First-time Olympian Madeline (Maya) DiRado has already earned a trio of medals—gold, silver, and bronze—as part of the US swimming team. She says it’s the “quiet confidence” of her Christian faith that allows her to be a grateful, joyful, and goal-oriented athlete, even at the highest levels of competition.
A native of Santa Rosa, California, the 23-year-old has been swimming on the world stage for five years. After she narrowly missed qualifying for the 2012 Olympics, DiRado took this year’s trials by storm when she won three individual events.
Her early performances in Rio earned her a spot on a relay as well; that 4 x 200-meter freestyle relay team went on to win gold. DiRado also placed second in the 400-meter individual medley and third in the 200-meter individual medley. She competes in her final event, the 200-meter backstroke, later today.
Equally accomplished outside the pool, DiRado skipped second grade, started high school at the age of 13, and entered Stanford University at 17. After graduating with a degree in management science and engineering, she secured a consulting job that she will start soon after the Games end.
DiRado, her fellow-swimmer husband, and her parents attend The River Church Community, an Evangelical Covenant Church–affiliated congregation in the San Francisco Bay Area. A few days before leaving for Rio, she spoke with CT about her lifelong faith, its impact on her athletic career, and her unusual decision to retire from swimming after the Olympics, no matter what happens.
How did you come to know Christ?
I was raised by two strong Christians in my parents, Marit and Ruben. I always attended church growing up but started questioning my beliefs as a teenager.
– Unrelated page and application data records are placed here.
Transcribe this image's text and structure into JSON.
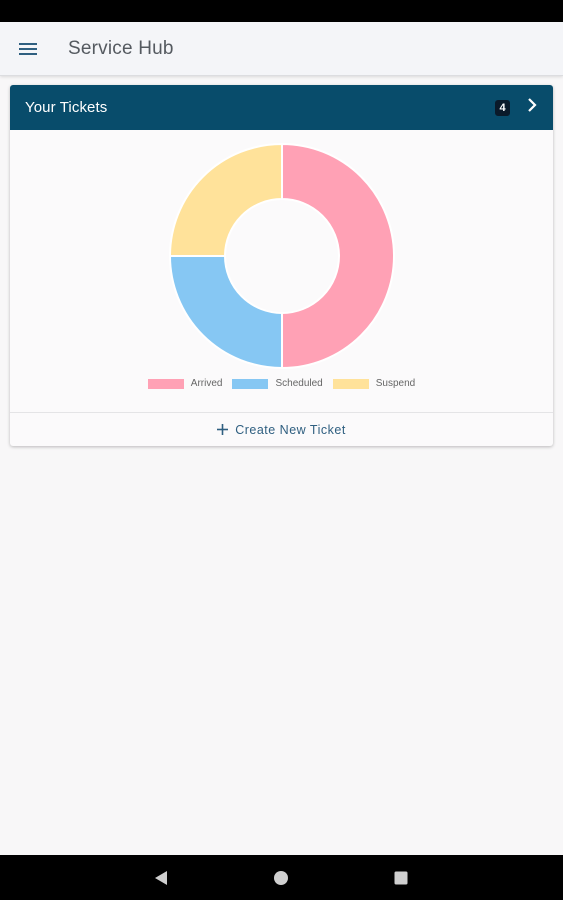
{
  "app_bar": {
    "title": "Service Hub",
    "menu_icon": "hamburger-menu-icon"
  },
  "tickets_card": {
    "title": "Your Tickets",
    "count": "4",
    "chevron_icon": "chevron-right-icon",
    "create_label": "Create New Ticket",
    "create_icon": "plus-icon"
  },
  "chart_data": {
    "type": "pie",
    "variant": "doughnut",
    "title": "",
    "categories": [
      "Arrived",
      "Scheduled",
      "Suspend"
    ],
    "values": [
      2,
      1,
      1
    ],
    "colors": [
      "#ffa1b5",
      "#86c7f3",
      "#ffe29a"
    ],
    "legend_position": "bottom"
  },
  "nav_bar": {
    "back_icon": "back-triangle-icon",
    "home_icon": "home-circle-icon",
    "recents_icon": "recents-square-icon"
  }
}
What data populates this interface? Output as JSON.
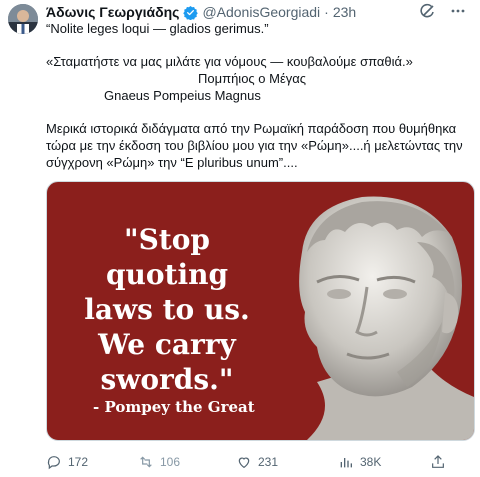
{
  "author": {
    "name": "Άδωνις Γεωργιάδης",
    "handle": "@AdonisGeorgiadi",
    "separator": "·",
    "time": "23h"
  },
  "tweet": {
    "lines": [
      "“Nolite leges loqui — gladios gerimus.”",
      "«Σταματήστε να μας μιλάτε για νόμους — κουβαλούμε σπαθιά.»",
      "Πομπήιος ο Μέγας",
      "Gnaeus Pompeius Magnus",
      "Μερικά ιστορικά διδάγματα από την Ρωμαϊκή παράδοση που θυμήθηκα",
      "τώρα με την έκδοση του βιβλίου μου για την «Ρώμη»....ή μελετώντας την",
      "σύγχρονη «Ρώμη» την “E pluribus unum”...."
    ]
  },
  "media": {
    "quote_lines": [
      "\"Stop",
      "quoting",
      "laws to us.",
      "We carry",
      "swords.\""
    ],
    "attribution": "- Pompey the Great",
    "background_color": "#8b1f1c"
  },
  "actions": {
    "replies": "172",
    "retweets": "106",
    "likes": "231",
    "views": "38K"
  },
  "icons": [
    "verified-badge-icon",
    "grok-icon",
    "more-icon",
    "reply-icon",
    "retweet-icon",
    "like-icon",
    "views-icon",
    "share-icon"
  ]
}
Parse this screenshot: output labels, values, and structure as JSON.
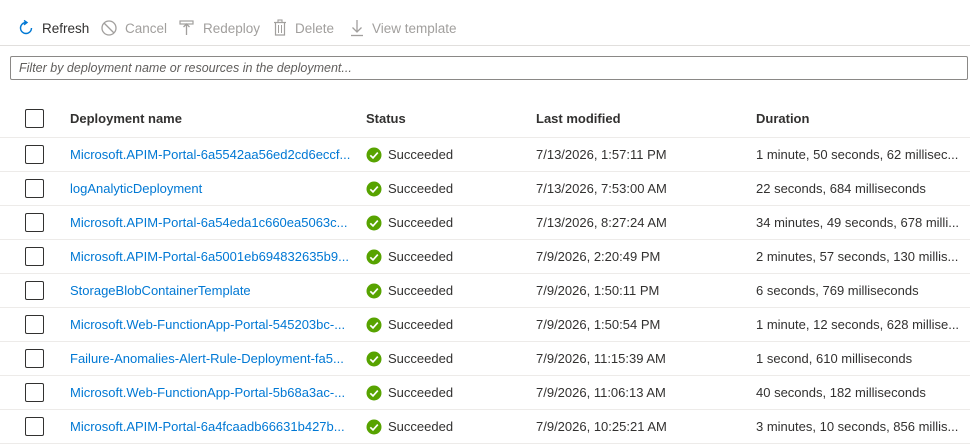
{
  "toolbar": {
    "refresh_label": "Refresh",
    "cancel_label": "Cancel",
    "redeploy_label": "Redeploy",
    "delete_label": "Delete",
    "view_template_label": "View template"
  },
  "filter": {
    "placeholder": "Filter by deployment name or resources in the deployment..."
  },
  "table": {
    "columns": [
      "Deployment name",
      "Status",
      "Last modified",
      "Duration"
    ],
    "rows": [
      {
        "name": "Microsoft.APIM-Portal-6a5542aa56ed2cd6eccf...",
        "status": "Succeeded",
        "modified": "7/13/2026, 1:57:11 PM",
        "duration": "1 minute, 50 seconds, 62 millisec..."
      },
      {
        "name": "logAnalyticDeployment",
        "status": "Succeeded",
        "modified": "7/13/2026, 7:53:00 AM",
        "duration": "22 seconds, 684 milliseconds"
      },
      {
        "name": "Microsoft.APIM-Portal-6a54eda1c660ea5063c...",
        "status": "Succeeded",
        "modified": "7/13/2026, 8:27:24 AM",
        "duration": "34 minutes, 49 seconds, 678 milli..."
      },
      {
        "name": "Microsoft.APIM-Portal-6a5001eb694832635b9...",
        "status": "Succeeded",
        "modified": "7/9/2026, 2:20:49 PM",
        "duration": "2 minutes, 57 seconds, 130 millis..."
      },
      {
        "name": "StorageBlobContainerTemplate",
        "status": "Succeeded",
        "modified": "7/9/2026, 1:50:11 PM",
        "duration": "6 seconds, 769 milliseconds"
      },
      {
        "name": "Microsoft.Web-FunctionApp-Portal-545203bc-...",
        "status": "Succeeded",
        "modified": "7/9/2026, 1:50:54 PM",
        "duration": "1 minute, 12 seconds, 628 millise..."
      },
      {
        "name": "Failure-Anomalies-Alert-Rule-Deployment-fa5...",
        "status": "Succeeded",
        "modified": "7/9/2026, 11:15:39 AM",
        "duration": "1 second, 610 milliseconds"
      },
      {
        "name": "Microsoft.Web-FunctionApp-Portal-5b68a3ac-...",
        "status": "Succeeded",
        "modified": "7/9/2026, 11:06:13 AM",
        "duration": "40 seconds, 182 milliseconds"
      },
      {
        "name": "Microsoft.APIM-Portal-6a4fcaadb66631b427b...",
        "status": "Succeeded",
        "modified": "7/9/2026, 10:25:21 AM",
        "duration": "3 minutes, 10 seconds, 856 millis..."
      }
    ]
  },
  "colors": {
    "accent": "#0078d4",
    "success": "#57a300",
    "disabled": "#a19f9d"
  }
}
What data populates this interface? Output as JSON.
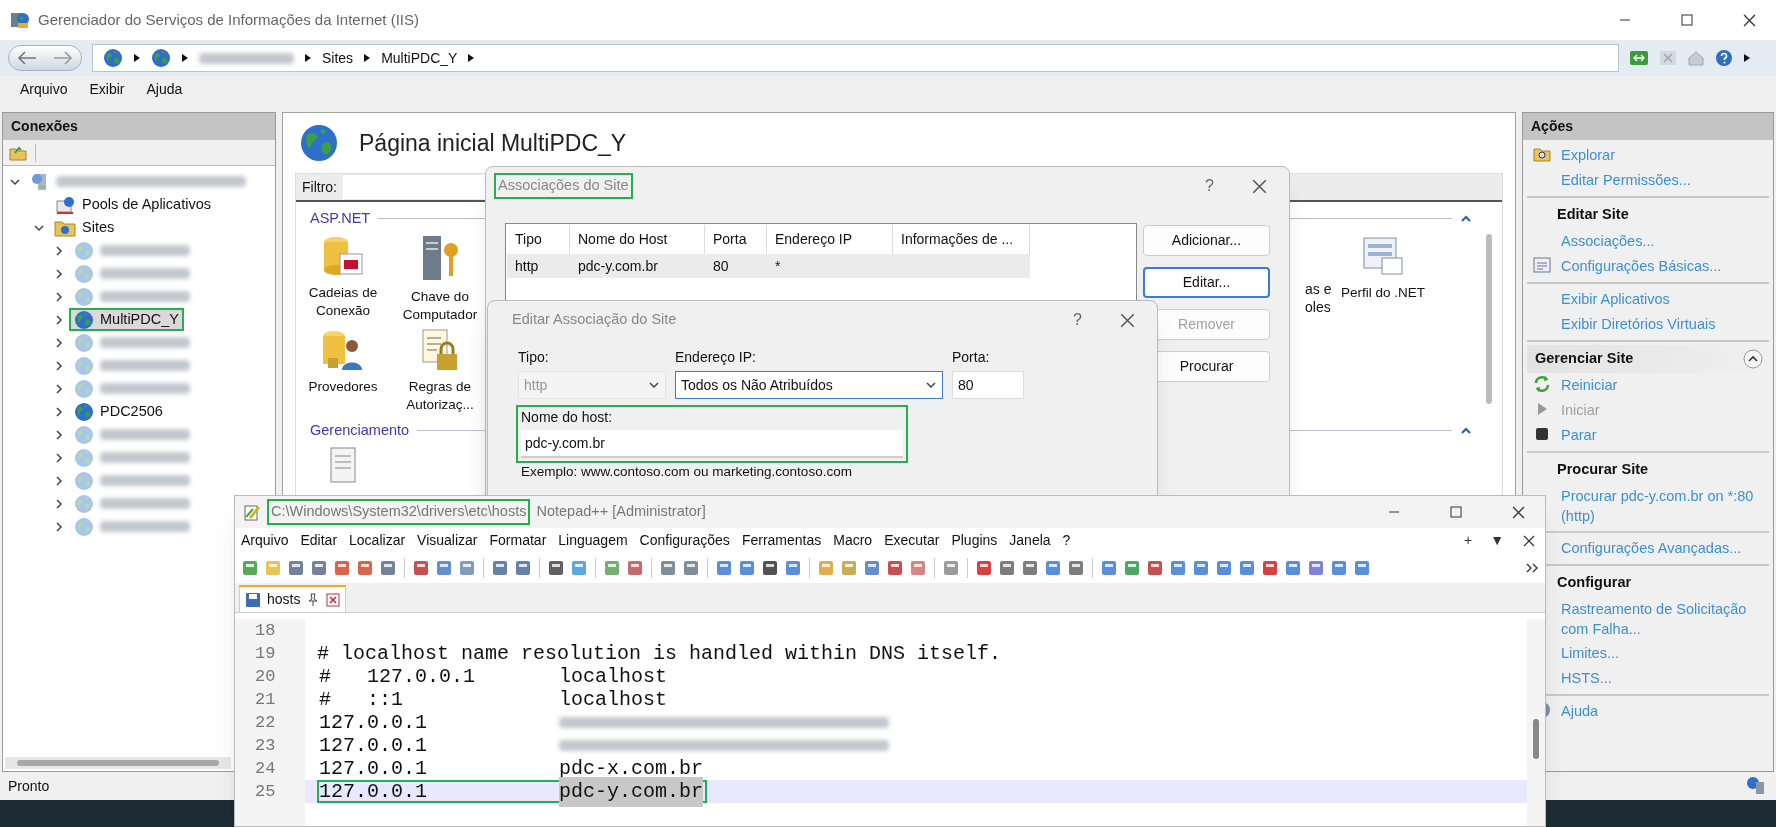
{
  "iis": {
    "title": "Gerenciador do Serviços de Informações da Internet (IIS)",
    "breadcrumb": [
      {
        "kind": "globe"
      },
      {
        "kind": "globe"
      },
      {
        "kind": "redacted"
      },
      {
        "kind": "text",
        "label": "Sites"
      },
      {
        "kind": "text",
        "label": "MultiPDC_Y"
      }
    ],
    "menu": [
      "Arquivo",
      "Exibir",
      "Ajuda"
    ],
    "connections": {
      "title": "Conexões",
      "tree": [
        {
          "kind": "server",
          "redacted": true,
          "expanded": true,
          "selected": false,
          "children": [
            {
              "kind": "pools",
              "label": "Pools de Aplicativos",
              "selected": false
            },
            {
              "kind": "sites",
              "label": "Sites",
              "expanded": true,
              "selected": false,
              "children": [
                {
                  "kind": "site",
                  "redacted": true,
                  "expanded": false,
                  "selected": false,
                  "highlighted": false
                },
                {
                  "kind": "site",
                  "redacted": true,
                  "expanded": false,
                  "selected": false,
                  "highlighted": false
                },
                {
                  "kind": "site",
                  "redacted": true,
                  "expanded": false,
                  "selected": false,
                  "highlighted": false
                },
                {
                  "kind": "site",
                  "label": "MultiPDC_Y",
                  "redacted": false,
                  "expanded": false,
                  "selected": true,
                  "highlighted": true
                },
                {
                  "kind": "site",
                  "redacted": true,
                  "expanded": false,
                  "selected": false,
                  "highlighted": false
                },
                {
                  "kind": "site",
                  "redacted": true,
                  "expanded": false,
                  "selected": false,
                  "highlighted": false
                },
                {
                  "kind": "site",
                  "redacted": true,
                  "expanded": false,
                  "selected": false,
                  "highlighted": false
                },
                {
                  "kind": "site",
                  "label": "PDC2506",
                  "redacted": false,
                  "expanded": false,
                  "selected": false,
                  "highlighted": false
                },
                {
                  "kind": "site",
                  "redacted": true,
                  "expanded": false,
                  "selected": false,
                  "highlighted": false
                },
                {
                  "kind": "site",
                  "redacted": true,
                  "expanded": false,
                  "selected": false,
                  "highlighted": false
                },
                {
                  "kind": "site",
                  "redacted": true,
                  "expanded": false,
                  "selected": false,
                  "highlighted": false
                },
                {
                  "kind": "site",
                  "redacted": true,
                  "expanded": false,
                  "selected": false,
                  "highlighted": false
                },
                {
                  "kind": "site",
                  "redacted": true,
                  "expanded": false,
                  "selected": false,
                  "highlighted": false
                }
              ]
            }
          ]
        }
      ]
    },
    "home": {
      "title": "Página inicial MultiPDC_Y",
      "filter_label": "Filtro:",
      "groups": [
        {
          "title": "ASP.NET",
          "rows": [
            [
              {
                "kind": "connection-strings",
                "label": "Cadeias de Conexão",
                "cut": false
              },
              {
                "kind": "machine-key",
                "label": "Chave do Computador",
                "cut": false
              },
              {
                "label": "as e oles",
                "cut": true
              },
              {
                "kind": "profile",
                "label": "Perfil do .NET",
                "cut": false
              }
            ],
            [
              {
                "kind": "providers",
                "label": "Provedores",
                "cut": false
              },
              {
                "kind": "authorization",
                "label": "Regras de Autorizaç...",
                "cut": false
              }
            ]
          ]
        },
        {
          "title": "Gerenciamento",
          "rows": [
            [
              {
                "kind": "document",
                "cut": false
              }
            ]
          ]
        }
      ]
    },
    "actions": {
      "title": "Ações",
      "sections": [
        {
          "items": [
            {
              "label": "Explorar",
              "kind": "explore",
              "disabled": false
            },
            {
              "label": "Editar Permissões...",
              "disabled": false
            }
          ]
        },
        {
          "heading": "Editar Site",
          "items": [
            {
              "label": "Associações...",
              "disabled": false
            },
            {
              "label": "Configurações Básicas...",
              "kind": "settings-page",
              "disabled": false
            }
          ]
        },
        {
          "items": [
            {
              "label": "Exibir Aplicativos",
              "disabled": false
            },
            {
              "label": "Exibir Diretórios Virtuais",
              "disabled": false
            }
          ]
        },
        {
          "heading": "Gerenciar Site",
          "collapsible": true,
          "items": [
            {
              "label": "Reiniciar",
              "kind": "restart",
              "disabled": false
            },
            {
              "label": "Iniciar",
              "kind": "start",
              "disabled": true
            },
            {
              "label": "Parar",
              "kind": "stop",
              "disabled": false
            }
          ]
        },
        {
          "heading": "Procurar Site",
          "items": [
            {
              "label": "Procurar pdc-y.com.br on *:80 (http)",
              "disabled": false
            }
          ]
        },
        {
          "items": [
            {
              "label": "Configurações Avançadas...",
              "disabled": false
            }
          ]
        },
        {
          "heading": "Configurar",
          "items": [
            {
              "label": "Rastreamento de Solicitação com Falha...",
              "disabled": false
            },
            {
              "label": "Limites...",
              "disabled": false
            },
            {
              "label": "HSTS...",
              "disabled": false
            }
          ]
        },
        {
          "items": [
            {
              "label": "Ajuda",
              "kind": "help",
              "disabled": false
            }
          ]
        }
      ]
    },
    "status_bar": "Pronto"
  },
  "bindings_dialog": {
    "title": "Associações do Site",
    "highlighted": true,
    "help": "?",
    "columns": [
      "Tipo",
      "Nome do Host",
      "Porta",
      "Endereço IP",
      "Informações de ..."
    ],
    "rows": [
      {
        "cells": [
          "http",
          "pdc-y.com.br",
          "80",
          "*"
        ],
        "selected": true
      }
    ],
    "buttons": [
      {
        "label": "Adicionar...",
        "disabled": false,
        "focused": false
      },
      {
        "label": "Editar...",
        "disabled": false,
        "focused": true
      },
      {
        "label": "Remover",
        "disabled": true,
        "focused": false
      },
      {
        "label": "Procurar",
        "disabled": false,
        "focused": false
      }
    ]
  },
  "edit_dialog": {
    "title": "Editar Associação do Site",
    "help": "?",
    "fields": [
      {
        "kind": "select",
        "label": "Tipo:",
        "value": "http",
        "disabled": true
      },
      {
        "kind": "select",
        "label": "Endereço IP:",
        "value": "Todos os Não Atribuídos",
        "disabled": false
      },
      {
        "kind": "text",
        "label": "Porta:",
        "value": "80",
        "disabled": false
      }
    ],
    "host_field": {
      "label": "Nome do host:",
      "value": "pdc-y.com.br",
      "highlighted": true
    },
    "example": "Exemplo: www.contoso.com ou marketing.contoso.com"
  },
  "notepad": {
    "path": "C:\\Windows\\System32\\drivers\\etc\\hosts",
    "path_highlighted": true,
    "app": "Notepad++ [Administrator]",
    "menu": [
      "Arquivo",
      "Editar",
      "Localizar",
      "Visualizar",
      "Formatar",
      "Linguagem",
      "Configurações",
      "Ferramentas",
      "Macro",
      "Executar",
      "Plugins",
      "Janela",
      "?"
    ],
    "menu_right": [
      "+",
      "▼"
    ],
    "tabs": [
      {
        "label": "hosts",
        "selected": true
      }
    ],
    "lines": [
      {
        "number": "18",
        "kind": "blank",
        "current": false
      },
      {
        "number": "19",
        "kind": "comment",
        "text": "# localhost name resolution is handled within DNS itself.",
        "current": false
      },
      {
        "number": "20",
        "kind": "entry",
        "comment": "#",
        "ip": "127.0.0.1",
        "host": "localhost",
        "current": false,
        "highlighted": false
      },
      {
        "number": "21",
        "kind": "entry",
        "comment": "#",
        "ip": "::1",
        "host": "localhost",
        "current": false,
        "highlighted": false
      },
      {
        "number": "22",
        "kind": "entry",
        "ip": "127.0.0.1",
        "host_redacted": true,
        "current": false,
        "highlighted": false
      },
      {
        "number": "23",
        "kind": "entry",
        "ip": "127.0.0.1",
        "host_redacted": true,
        "current": false,
        "highlighted": false
      },
      {
        "number": "24",
        "kind": "entry",
        "ip": "127.0.0.1",
        "host": "pdc-x.com.br",
        "current": false,
        "highlighted": false
      },
      {
        "number": "25",
        "kind": "entry",
        "ip": "127.0.0.1",
        "host": "pdc-y.com.br",
        "current": true,
        "highlighted": true,
        "host_selected": true
      }
    ]
  }
}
They were supportive of this and, through some investigating and lots of reading and talking with mentors, I came to know and follow Christ and make my faith my own. It’s been a long journey since that time, but Jesus has been a constant as I grow and see him shaping me in new ways.
How has your faith shaped you and your swimming career?
Knowing that I’m a child of God and that his love for me is determined by nothing I can achieve or do on my own has given me a quiet confidence. I think that my faith has helped me chart my own course and pursue my goals when people around me may be going in different directions. Jesus’ love for me and all humanity is something that always helps me better love people around me when things get difficult.
As for my swimming career, my faith has helped me remember that there are so many more important things in life worth doing. Swimming is a pretty selfish activity, and so I’ve always known that it can’t be my whole world.
What role has your family—your parents, your sister, and your husband—played in your athletic career?
They’ve just been very supportive and helped me find motivation when I may have been lacking. Their biggest role was reminding me that success is whether I prepared and executed as well as I possibly could. It’s never been about winning or beating other people.
What motivates you as you train and compete?
I’m motivated by seeing how good I can be. That applies not just at race time but during every practice: Am I preparing as well as I possibly can, even when we’re nine months out from the big meet? I set high goals for myself and then enjoy the process of working toward them.